# TASK DIRECTIONS
Without copying any picture, return all lines below exactly.
-*-*-
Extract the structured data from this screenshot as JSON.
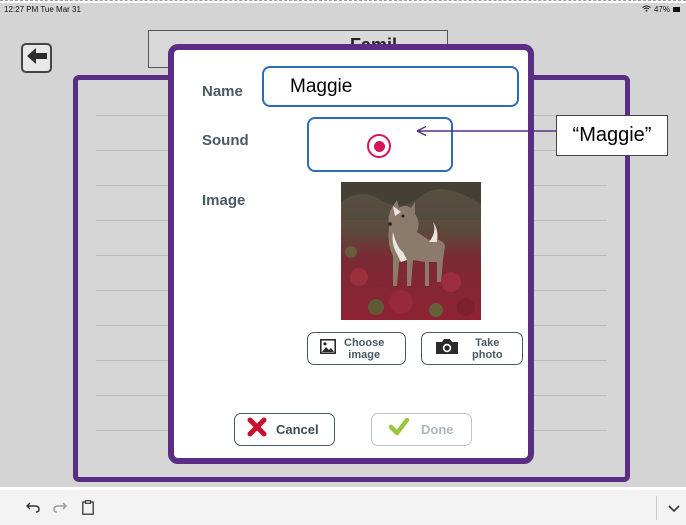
{
  "status_bar": {
    "time": "12:27 PM  Tue Mar 31",
    "battery": "47%"
  },
  "header": {
    "title_partial": "Famil"
  },
  "dialog": {
    "name_label": "Name",
    "name_value": "Maggie",
    "sound_label": "Sound",
    "image_label": "Image",
    "choose_image_label_1": "Choose",
    "choose_image_label_2": "image",
    "take_photo_label_1": "Take",
    "take_photo_label_2": "photo",
    "cancel_label": "Cancel",
    "done_label": "Done"
  },
  "callout": {
    "text": "“Maggie”"
  },
  "icons": {
    "back": "arrow-left-icon",
    "record": "record-icon",
    "choose_image": "image-icon",
    "take_photo": "camera-icon",
    "cancel": "x-icon",
    "done": "check-icon",
    "undo": "undo-icon",
    "redo": "redo-icon",
    "clipboard": "clipboard-icon",
    "collapse": "chevron-down-icon"
  },
  "colors": {
    "frame": "#5b2d85",
    "focus": "#2a6db5",
    "record": "#d4145a",
    "cancel_x": "#c8102e",
    "done_check": "#9bc53d"
  }
}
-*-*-
# RESULT OF THE EXERCISE
Extract the structured data from this screenshot as JSON.
{
  "status_bar": {
    "time": "12:27 PM  Tue Mar 31",
    "battery": "47%"
  },
  "header": {
    "title_partial": "Famil"
  },
  "dialog": {
    "name_label": "Name",
    "name_value": "Maggie",
    "sound_label": "Sound",
    "image_label": "Image",
    "choose_image_label_1": "Choose",
    "choose_image_label_2": "image",
    "take_photo_label_1": "Take",
    "take_photo_label_2": "photo",
    "cancel_label": "Cancel",
    "done_label": "Done"
  },
  "callout": {
    "text": "“Maggie”"
  },
  "icons": {
    "back": "arrow-left-icon",
    "record": "record-icon",
    "choose_image": "image-icon",
    "take_photo": "camera-icon",
    "cancel": "x-icon",
    "done": "check-icon",
    "undo": "undo-icon",
    "redo": "redo-icon",
    "clipboard": "clipboard-icon",
    "collapse": "chevron-down-icon"
  },
  "colors": {
    "frame": "#5b2d85",
    "focus": "#2a6db5",
    "record": "#d4145a",
    "cancel_x": "#c8102e",
    "done_check": "#9bc53d"
  }
}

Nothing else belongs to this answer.